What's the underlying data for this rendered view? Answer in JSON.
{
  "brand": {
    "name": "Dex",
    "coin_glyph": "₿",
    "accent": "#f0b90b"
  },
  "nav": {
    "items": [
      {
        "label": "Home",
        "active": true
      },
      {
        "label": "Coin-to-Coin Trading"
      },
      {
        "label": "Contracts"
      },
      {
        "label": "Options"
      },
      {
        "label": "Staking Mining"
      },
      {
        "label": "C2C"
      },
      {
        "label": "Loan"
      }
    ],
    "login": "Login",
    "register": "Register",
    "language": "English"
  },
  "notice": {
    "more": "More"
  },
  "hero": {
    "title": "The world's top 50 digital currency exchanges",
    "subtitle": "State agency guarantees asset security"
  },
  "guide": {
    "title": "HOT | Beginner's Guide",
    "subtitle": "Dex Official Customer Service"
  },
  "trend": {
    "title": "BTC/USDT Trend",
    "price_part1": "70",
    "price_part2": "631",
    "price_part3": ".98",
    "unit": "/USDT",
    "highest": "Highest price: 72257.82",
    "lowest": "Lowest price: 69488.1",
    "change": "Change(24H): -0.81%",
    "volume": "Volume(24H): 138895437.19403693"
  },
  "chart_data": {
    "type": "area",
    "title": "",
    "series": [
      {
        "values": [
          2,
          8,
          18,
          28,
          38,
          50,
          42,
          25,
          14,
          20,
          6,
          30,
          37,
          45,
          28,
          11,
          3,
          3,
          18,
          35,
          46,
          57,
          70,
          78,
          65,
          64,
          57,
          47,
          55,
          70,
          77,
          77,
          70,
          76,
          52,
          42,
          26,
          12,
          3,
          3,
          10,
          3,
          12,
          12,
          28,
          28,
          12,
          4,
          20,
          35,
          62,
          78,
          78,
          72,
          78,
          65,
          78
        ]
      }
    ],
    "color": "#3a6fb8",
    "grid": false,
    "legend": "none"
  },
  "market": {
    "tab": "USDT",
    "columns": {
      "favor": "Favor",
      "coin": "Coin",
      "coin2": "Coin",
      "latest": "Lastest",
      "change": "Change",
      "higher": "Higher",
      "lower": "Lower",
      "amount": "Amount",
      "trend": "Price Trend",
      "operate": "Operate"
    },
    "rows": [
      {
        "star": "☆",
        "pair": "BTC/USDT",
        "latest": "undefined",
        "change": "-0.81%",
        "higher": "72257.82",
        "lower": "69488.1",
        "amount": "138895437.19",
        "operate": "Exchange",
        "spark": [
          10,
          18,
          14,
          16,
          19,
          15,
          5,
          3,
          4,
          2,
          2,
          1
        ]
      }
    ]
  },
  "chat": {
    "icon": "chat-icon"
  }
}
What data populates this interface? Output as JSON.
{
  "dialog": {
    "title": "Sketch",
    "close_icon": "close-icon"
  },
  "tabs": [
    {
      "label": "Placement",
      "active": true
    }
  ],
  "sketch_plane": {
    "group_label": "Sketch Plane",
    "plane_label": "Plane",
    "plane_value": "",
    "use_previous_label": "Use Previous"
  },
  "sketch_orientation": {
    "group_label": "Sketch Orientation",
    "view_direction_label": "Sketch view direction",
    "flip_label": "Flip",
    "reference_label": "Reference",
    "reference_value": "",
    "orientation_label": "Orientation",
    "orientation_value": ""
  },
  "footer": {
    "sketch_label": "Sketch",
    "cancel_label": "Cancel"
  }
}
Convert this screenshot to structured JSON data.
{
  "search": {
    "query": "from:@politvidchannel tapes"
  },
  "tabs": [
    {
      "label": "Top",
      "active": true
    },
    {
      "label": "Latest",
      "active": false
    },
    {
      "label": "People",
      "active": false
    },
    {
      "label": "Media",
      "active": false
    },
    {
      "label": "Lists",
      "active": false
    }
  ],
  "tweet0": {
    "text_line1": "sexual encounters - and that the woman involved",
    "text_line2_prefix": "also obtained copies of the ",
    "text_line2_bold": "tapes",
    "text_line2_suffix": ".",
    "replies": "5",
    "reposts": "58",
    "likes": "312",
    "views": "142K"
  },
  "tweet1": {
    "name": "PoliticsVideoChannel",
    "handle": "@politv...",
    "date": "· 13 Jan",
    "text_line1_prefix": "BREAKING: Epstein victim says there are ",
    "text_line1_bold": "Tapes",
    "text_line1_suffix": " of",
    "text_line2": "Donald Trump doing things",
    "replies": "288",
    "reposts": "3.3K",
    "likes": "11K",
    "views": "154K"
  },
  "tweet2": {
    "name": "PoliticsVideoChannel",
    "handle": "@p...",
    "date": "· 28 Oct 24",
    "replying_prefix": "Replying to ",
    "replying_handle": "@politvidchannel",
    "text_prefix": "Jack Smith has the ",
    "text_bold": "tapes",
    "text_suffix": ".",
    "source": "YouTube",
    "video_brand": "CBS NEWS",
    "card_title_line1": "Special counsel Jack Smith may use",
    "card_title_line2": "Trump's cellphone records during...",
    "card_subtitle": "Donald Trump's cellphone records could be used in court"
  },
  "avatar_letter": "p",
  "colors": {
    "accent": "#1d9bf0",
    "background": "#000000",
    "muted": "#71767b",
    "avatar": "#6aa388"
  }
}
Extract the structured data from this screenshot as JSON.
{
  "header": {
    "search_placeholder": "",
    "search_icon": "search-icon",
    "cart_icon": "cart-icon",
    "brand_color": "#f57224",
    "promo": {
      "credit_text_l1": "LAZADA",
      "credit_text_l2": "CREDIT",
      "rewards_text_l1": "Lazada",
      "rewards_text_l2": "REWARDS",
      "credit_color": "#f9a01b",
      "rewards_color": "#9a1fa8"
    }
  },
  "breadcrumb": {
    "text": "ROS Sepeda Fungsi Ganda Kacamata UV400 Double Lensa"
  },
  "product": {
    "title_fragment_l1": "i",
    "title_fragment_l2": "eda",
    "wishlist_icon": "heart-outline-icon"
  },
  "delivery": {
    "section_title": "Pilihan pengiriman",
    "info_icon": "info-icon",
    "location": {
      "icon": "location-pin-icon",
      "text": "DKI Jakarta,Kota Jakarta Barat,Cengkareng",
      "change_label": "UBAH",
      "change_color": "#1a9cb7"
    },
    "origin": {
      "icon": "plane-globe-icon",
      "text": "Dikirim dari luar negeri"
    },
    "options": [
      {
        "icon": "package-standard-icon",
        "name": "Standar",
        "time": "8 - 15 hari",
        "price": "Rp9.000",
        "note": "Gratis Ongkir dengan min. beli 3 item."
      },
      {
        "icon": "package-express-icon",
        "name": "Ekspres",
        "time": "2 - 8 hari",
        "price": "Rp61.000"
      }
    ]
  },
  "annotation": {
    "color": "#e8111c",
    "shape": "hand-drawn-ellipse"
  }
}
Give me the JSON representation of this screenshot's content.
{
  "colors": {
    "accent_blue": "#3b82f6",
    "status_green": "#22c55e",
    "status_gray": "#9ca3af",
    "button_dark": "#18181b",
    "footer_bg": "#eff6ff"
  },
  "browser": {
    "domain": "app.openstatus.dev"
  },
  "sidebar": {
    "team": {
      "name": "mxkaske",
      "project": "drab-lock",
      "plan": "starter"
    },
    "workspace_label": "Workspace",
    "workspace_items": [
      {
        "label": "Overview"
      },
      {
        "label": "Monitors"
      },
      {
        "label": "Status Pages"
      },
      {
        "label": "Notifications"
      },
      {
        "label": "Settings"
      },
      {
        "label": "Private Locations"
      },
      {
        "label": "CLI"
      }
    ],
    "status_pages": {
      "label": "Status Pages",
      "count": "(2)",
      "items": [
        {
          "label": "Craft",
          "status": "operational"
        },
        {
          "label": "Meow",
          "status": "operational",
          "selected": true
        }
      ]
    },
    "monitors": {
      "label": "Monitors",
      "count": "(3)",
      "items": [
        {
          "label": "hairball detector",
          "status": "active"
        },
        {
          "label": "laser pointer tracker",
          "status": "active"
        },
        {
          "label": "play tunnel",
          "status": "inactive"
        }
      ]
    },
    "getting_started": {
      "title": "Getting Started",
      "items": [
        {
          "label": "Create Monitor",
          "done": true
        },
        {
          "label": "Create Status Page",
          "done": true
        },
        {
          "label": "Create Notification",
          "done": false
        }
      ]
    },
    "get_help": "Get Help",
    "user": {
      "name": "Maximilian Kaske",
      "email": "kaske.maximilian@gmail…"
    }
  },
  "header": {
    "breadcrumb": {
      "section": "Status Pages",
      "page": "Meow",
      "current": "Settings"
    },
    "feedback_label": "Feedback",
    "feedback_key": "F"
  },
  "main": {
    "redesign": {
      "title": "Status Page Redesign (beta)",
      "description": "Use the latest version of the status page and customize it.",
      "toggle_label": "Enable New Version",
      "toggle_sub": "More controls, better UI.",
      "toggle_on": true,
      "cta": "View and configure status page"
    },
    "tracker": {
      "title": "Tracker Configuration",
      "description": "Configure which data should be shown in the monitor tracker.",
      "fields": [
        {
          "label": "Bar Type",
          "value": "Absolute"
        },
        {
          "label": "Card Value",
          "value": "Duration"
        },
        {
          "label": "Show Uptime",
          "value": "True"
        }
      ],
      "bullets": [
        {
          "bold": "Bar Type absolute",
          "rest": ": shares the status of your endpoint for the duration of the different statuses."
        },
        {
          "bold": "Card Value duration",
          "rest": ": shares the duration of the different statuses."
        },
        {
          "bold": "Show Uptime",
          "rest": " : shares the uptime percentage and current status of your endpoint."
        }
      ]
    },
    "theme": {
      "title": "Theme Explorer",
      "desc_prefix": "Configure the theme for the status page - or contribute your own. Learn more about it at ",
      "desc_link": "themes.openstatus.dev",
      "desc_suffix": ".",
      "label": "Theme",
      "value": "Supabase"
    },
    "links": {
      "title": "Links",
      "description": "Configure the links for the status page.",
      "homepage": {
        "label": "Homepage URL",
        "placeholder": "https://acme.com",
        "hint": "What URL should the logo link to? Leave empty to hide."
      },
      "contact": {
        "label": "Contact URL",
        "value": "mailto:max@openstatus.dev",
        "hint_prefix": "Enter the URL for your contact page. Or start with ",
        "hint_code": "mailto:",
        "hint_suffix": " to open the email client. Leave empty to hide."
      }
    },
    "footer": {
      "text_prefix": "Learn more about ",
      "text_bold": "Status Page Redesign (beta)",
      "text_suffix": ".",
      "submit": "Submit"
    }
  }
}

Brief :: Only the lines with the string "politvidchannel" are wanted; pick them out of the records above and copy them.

Answer box ::
    "query": "from:@politvidchannel tapes"
    "replying_handle": "@politvidchannel",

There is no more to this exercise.